### Exercise aim
Across the data below, how many lines have the word "screenshot" in them? Respond with the number alone.

### Records
┄┄┄┄┄┄┄┄┄┄┄┄┄┄┄┄┄┄┄┄
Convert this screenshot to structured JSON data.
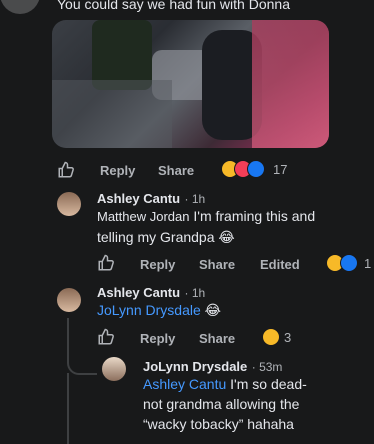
{
  "top_comment": {
    "text": "You could say we had fun with Donna",
    "image_alt": "Party photo",
    "actions": {
      "reply": "Reply",
      "share": "Share",
      "reaction_count": "17"
    }
  },
  "replies": [
    {
      "author": "Ashley Cantu",
      "time": "1h",
      "mention": "Matthew Jordan",
      "text": "I'm framing this and telling my Grandpa 😂",
      "actions": {
        "reply": "Reply",
        "share": "Share",
        "edited": "Edited",
        "reaction_count": "1"
      }
    },
    {
      "author": "Ashley Cantu",
      "time": "1h",
      "mention": "JoLynn Drysdale",
      "text": "😂",
      "actions": {
        "reply": "Reply",
        "share": "Share",
        "reaction_count": "3"
      }
    },
    {
      "author": "JoLynn Drysdale",
      "time": "53m",
      "mention": "Ashley Cantu",
      "text_line1": "I'm so dead-",
      "text_line2": "not grandma allowing the",
      "text_line3": "“wacky tobacky” hahaha"
    }
  ],
  "colors": {
    "background": "#18191a",
    "link": "#4599ff",
    "muted": "#b0b3b8",
    "like_blue": "#1877f2",
    "love_red": "#f33e58",
    "haha_yellow": "#f7b928"
  }
}
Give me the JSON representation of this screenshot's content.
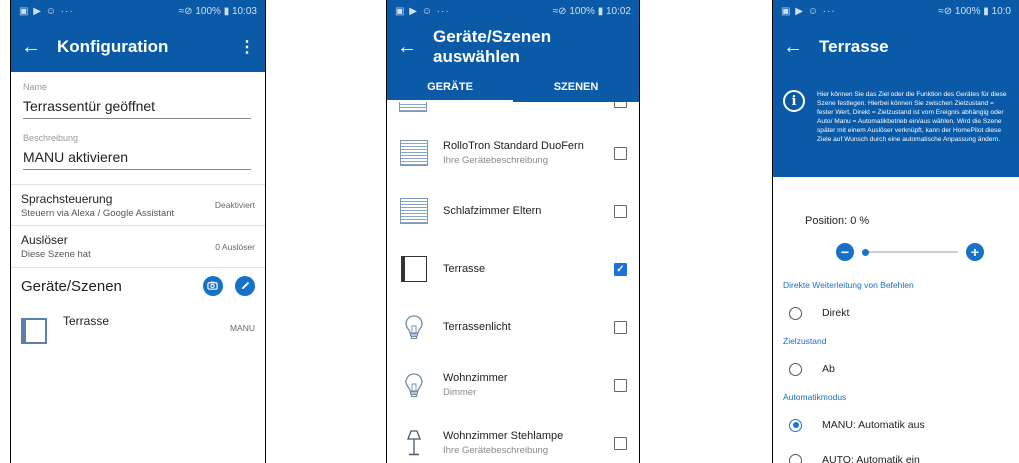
{
  "panel1": {
    "status": {
      "icons": "▣ ▶ ☺ ···",
      "right": "≈⊘ 100% ▮ 10:03"
    },
    "title": "Konfiguration",
    "menu_icon": "⋮",
    "name_label": "Name",
    "name_value": "Terrassentür geöffnet",
    "desc_label": "Beschreibung",
    "desc_value": "MANU aktivieren",
    "voice": {
      "title": "Sprachsteuerung",
      "sub": "Steuern via Alexa / Google Assistant",
      "right": "Deaktiviert"
    },
    "trigger": {
      "title": "Auslöser",
      "sub": "Diese Szene hat",
      "right": "0 Auslöser"
    },
    "section_title": "Geräte/Szenen",
    "device": {
      "name": "Terrasse",
      "mode": "MANU"
    }
  },
  "panel2": {
    "status": {
      "icons": "▣ ▶ ☺ ···",
      "right": "≈⊘ 100% ▮ 10:02"
    },
    "title": "Geräte/Szenen auswählen",
    "tabs": [
      "GERÄTE",
      "SZENEN"
    ],
    "items": [
      {
        "name": "RolloTron Standard DuoFern",
        "desc": "Ihre Gerätebeschreibung",
        "icon": "shutter-icon",
        "checked": false
      },
      {
        "name": "Schlafzimmer Eltern",
        "desc": "",
        "icon": "shutter-icon",
        "checked": false
      },
      {
        "name": "Terrasse",
        "desc": "",
        "icon": "window-icon",
        "checked": true
      },
      {
        "name": "Terrassenlicht",
        "desc": "",
        "icon": "bulb-icon",
        "checked": false
      },
      {
        "name": "Wohnzimmer",
        "desc": "Dimmer",
        "icon": "bulb-icon",
        "checked": false
      },
      {
        "name": "Wohnzimmer Stehlampe",
        "desc": "Ihre Gerätebeschreibung",
        "icon": "floor-lamp-icon",
        "checked": false
      }
    ]
  },
  "panel3": {
    "status": {
      "icons": "▣ ▶ ☺ ···",
      "right": "≈⊘ 100% ▮ 10:0"
    },
    "title": "Terrasse",
    "info": "Hier können Sie das Ziel oder die Funktion des Gerätes für diese Szene festlegen. Hierbei können Sie zwischen Zielzustand = fester Wert, Direkt = Zielzustand ist vom Ereignis abhängig oder Auto/ Manu = Automatikbetrieb ein/aus wählen. Wird die Szene später mit einem Auslöser verknüpft, kann der HomePilot diese Ziele auf Wunsch durch eine automatische Anpassung ändern.",
    "position_label": "Position: 0 %",
    "position_value": 0,
    "headers": [
      "Direkte Weiterleitung von Befehlen",
      "Zielzustand",
      "Automatikmodus"
    ],
    "options": {
      "direkt": "Direkt",
      "ab": "Ab",
      "manu": "MANU: Automatik aus",
      "auto": "AUTO: Automatik ein"
    },
    "selected": "manu"
  }
}
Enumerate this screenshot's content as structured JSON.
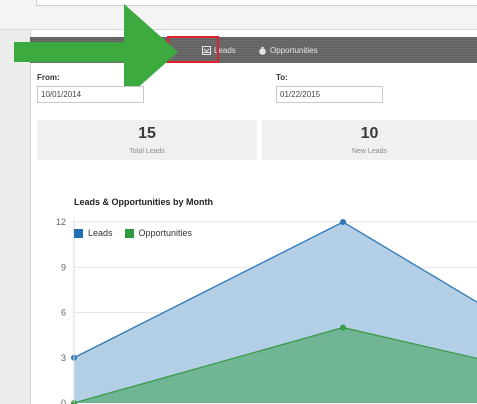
{
  "nav": {
    "leads_label": "Leads",
    "opportunities_label": "Opportunities",
    "leads_icon": "inbox-icon",
    "opportunities_icon": "money-bag-icon"
  },
  "filters": {
    "from_label": "From:",
    "from_value": "10/01/2014",
    "to_label": "To:",
    "to_value": "01/22/2015"
  },
  "stats": [
    {
      "value": "15",
      "label": "Total Leads"
    },
    {
      "value": "10",
      "label": "New Leads"
    }
  ],
  "colors": {
    "leads_line": "#2f78b5",
    "leads_fill": "#b3cfe6",
    "opportunities_line": "#3a9a4a",
    "opportunities_fill": "#6db48f",
    "arrow": "#3daa3f",
    "highlight": "#e0202a"
  },
  "chart_data": {
    "type": "area",
    "title": "Leads & Opportunities by Month",
    "xlabel": "",
    "ylabel": "",
    "ylim": [
      0,
      12
    ],
    "y_ticks": [
      "0",
      "3",
      "6",
      "9",
      "12"
    ],
    "grid": true,
    "legend": "top-left",
    "series": [
      {
        "name": "Leads",
        "values": [
          3,
          12,
          5.5
        ]
      },
      {
        "name": "Opportunities",
        "values": [
          0,
          5,
          2.5
        ]
      }
    ]
  }
}
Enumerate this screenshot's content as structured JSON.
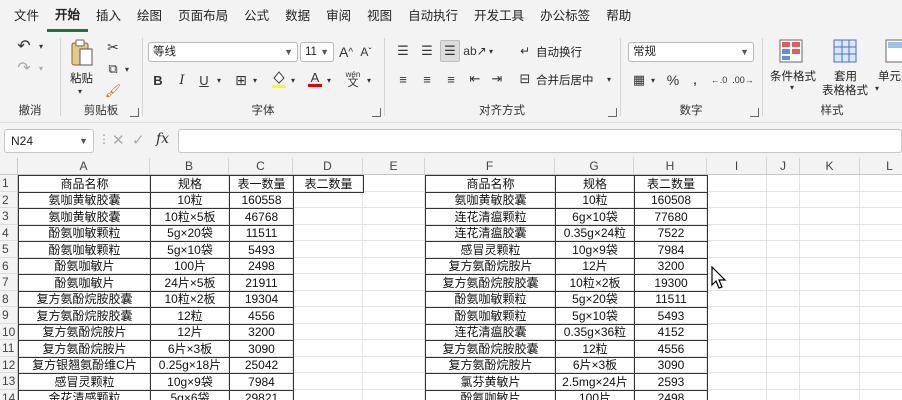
{
  "menu": [
    "文件",
    "开始",
    "插入",
    "绘图",
    "页面布局",
    "公式",
    "数据",
    "审阅",
    "视图",
    "自动执行",
    "开发工具",
    "办公标签",
    "帮助"
  ],
  "active_menu_index": 1,
  "ribbon": {
    "undo_group": "撤消",
    "clipboard": {
      "paste": "粘贴",
      "label": "剪贴板"
    },
    "font": {
      "name": "等线",
      "size": "11",
      "label": "字体",
      "phonetic": "wén"
    },
    "alignment": {
      "wrap": "自动换行",
      "merge": "合并后居中",
      "label": "对齐方式"
    },
    "number": {
      "format": "常规",
      "label": "数字"
    },
    "styles": {
      "conditional": "条件格式",
      "table_line1": "套用",
      "table_line2": "表格格式",
      "cell_styles": "单元",
      "label": "样式"
    }
  },
  "formula_bar": {
    "name_box": "N24",
    "formula": ""
  },
  "columns": [
    {
      "letter": "A",
      "width": 132
    },
    {
      "letter": "B",
      "width": 79
    },
    {
      "letter": "C",
      "width": 64
    },
    {
      "letter": "D",
      "width": 70
    },
    {
      "letter": "E",
      "width": 62
    },
    {
      "letter": "F",
      "width": 130
    },
    {
      "letter": "G",
      "width": 79
    },
    {
      "letter": "H",
      "width": 73
    },
    {
      "letter": "I",
      "width": 60
    },
    {
      "letter": "J",
      "width": 33
    },
    {
      "letter": "K",
      "width": 60
    },
    {
      "letter": "L",
      "width": 60
    }
  ],
  "row_numbers": [
    "1",
    "2",
    "3",
    "4",
    "5",
    "6",
    "7",
    "8",
    "9",
    "10",
    "11",
    "12",
    "13",
    "14"
  ],
  "table_left": [
    [
      "商品名称",
      "规格",
      "表一数量"
    ],
    [
      "氨咖黄敏胶囊",
      "10粒",
      "160558"
    ],
    [
      "氨咖黄敏胶囊",
      "10粒×5板",
      "46768"
    ],
    [
      "酚氨咖敏颗粒",
      "5g×20袋",
      "11511"
    ],
    [
      "酚氨咖敏颗粒",
      "5g×10袋",
      "5493"
    ],
    [
      "酚氨咖敏片",
      "100片",
      "2498"
    ],
    [
      "酚氨咖敏片",
      "24片×5板",
      "21911"
    ],
    [
      "复方氨酚烷胺胶囊",
      "10粒×2板",
      "19304"
    ],
    [
      "复方氨酚烷胺胶囊",
      "12粒",
      "4556"
    ],
    [
      "复方氨酚烷胺片",
      "12片",
      "3200"
    ],
    [
      "复方氨酚烷胺片",
      "6片×3板",
      "3090"
    ],
    [
      "复方银翘氨酚维C片",
      "0.25g×18片",
      "25042"
    ],
    [
      "感冒灵颗粒",
      "10g×9袋",
      "7984"
    ],
    [
      "金花清感颗粒",
      "5g×6袋",
      "29821"
    ]
  ],
  "table_d_header": "表二数量",
  "table_right": [
    [
      "商品名称",
      "规格",
      "表二数量"
    ],
    [
      "氨咖黄敏胶囊",
      "10粒",
      "160508"
    ],
    [
      "连花清瘟颗粒",
      "6g×10袋",
      "77680"
    ],
    [
      "连花清瘟胶囊",
      "0.35g×24粒",
      "7522"
    ],
    [
      "感冒灵颗粒",
      "10g×9袋",
      "7984"
    ],
    [
      "复方氨酚烷胺片",
      "12片",
      "3200"
    ],
    [
      "复方氨酚烷胺胶囊",
      "10粒×2板",
      "19300"
    ],
    [
      "酚氨咖敏颗粒",
      "5g×20袋",
      "11511"
    ],
    [
      "酚氨咖敏颗粒",
      "5g×10袋",
      "5493"
    ],
    [
      "连花清瘟胶囊",
      "0.35g×36粒",
      "4152"
    ],
    [
      "复方氨酚烷胺胶囊",
      "12粒",
      "4556"
    ],
    [
      "复方氨酚烷胺片",
      "6片×3板",
      "3090"
    ],
    [
      "氯芬黄敏片",
      "2.5mg×24片",
      "2593"
    ],
    [
      "酚氨咖敏片",
      "100片",
      "2498"
    ]
  ]
}
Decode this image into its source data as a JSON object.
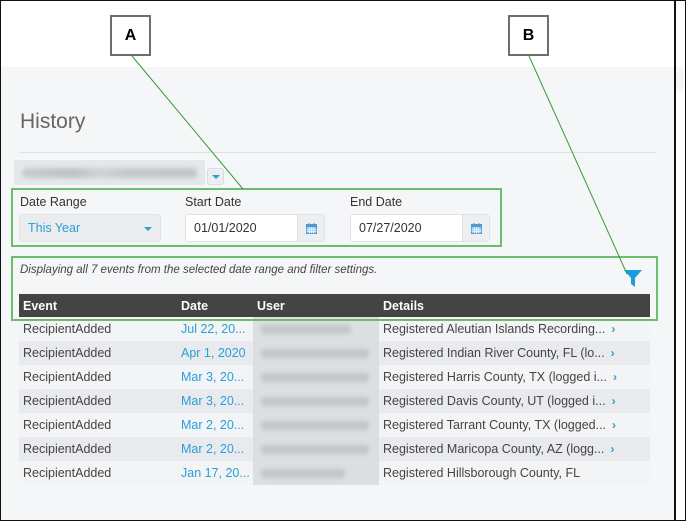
{
  "callouts": {
    "a": "A",
    "b": "B"
  },
  "page": {
    "title": "History",
    "account_selector": {
      "value": "[redacted account name]",
      "redacted": true
    }
  },
  "filters": {
    "date_range": {
      "label": "Date Range",
      "value": "This Year"
    },
    "start_date": {
      "label": "Start Date",
      "value": "01/01/2020"
    },
    "end_date": {
      "label": "End Date",
      "value": "07/27/2020"
    }
  },
  "summary": "Displaying all 7 events from the selected date range and filter settings.",
  "icons": {
    "filter": "filter-icon",
    "calendar": "calendar-icon",
    "dropdown": "caret-down-icon",
    "row_detail": "chevron-right-icon"
  },
  "colors": {
    "accent": "#2a9fd8",
    "highlight": "#6cbd6c",
    "table_header": "#444444"
  },
  "table": {
    "columns": [
      "Event",
      "Date",
      "User",
      "Details"
    ],
    "rows": [
      {
        "event": "RecipientAdded",
        "date": "Jul 22, 20...",
        "user": "[redacted]",
        "details": "Registered Aleutian Islands Recording...",
        "has_link": true
      },
      {
        "event": "RecipientAdded",
        "date": "Apr 1, 2020",
        "user": "[redacted]",
        "details": "Registered Indian River County, FL (lo...",
        "has_link": true
      },
      {
        "event": "RecipientAdded",
        "date": "Mar 3, 20...",
        "user": "[redacted]",
        "details": "Registered Harris County, TX (logged i...",
        "has_link": true
      },
      {
        "event": "RecipientAdded",
        "date": "Mar 3, 20...",
        "user": "[redacted]",
        "details": "Registered Davis County, UT (logged i...",
        "has_link": true
      },
      {
        "event": "RecipientAdded",
        "date": "Mar 2, 20...",
        "user": "[redacted]",
        "details": "Registered Tarrant County, TX (logged...",
        "has_link": true
      },
      {
        "event": "RecipientAdded",
        "date": "Mar 2, 20...",
        "user": "[redacted]",
        "details": "Registered Maricopa County, AZ (logg...",
        "has_link": true
      },
      {
        "event": "RecipientAdded",
        "date": "Jan 17, 20...",
        "user": "[redacted]",
        "details": "Registered Hillsborough County, FL",
        "has_link": false
      }
    ]
  }
}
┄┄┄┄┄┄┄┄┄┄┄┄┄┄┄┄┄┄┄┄
### Output
4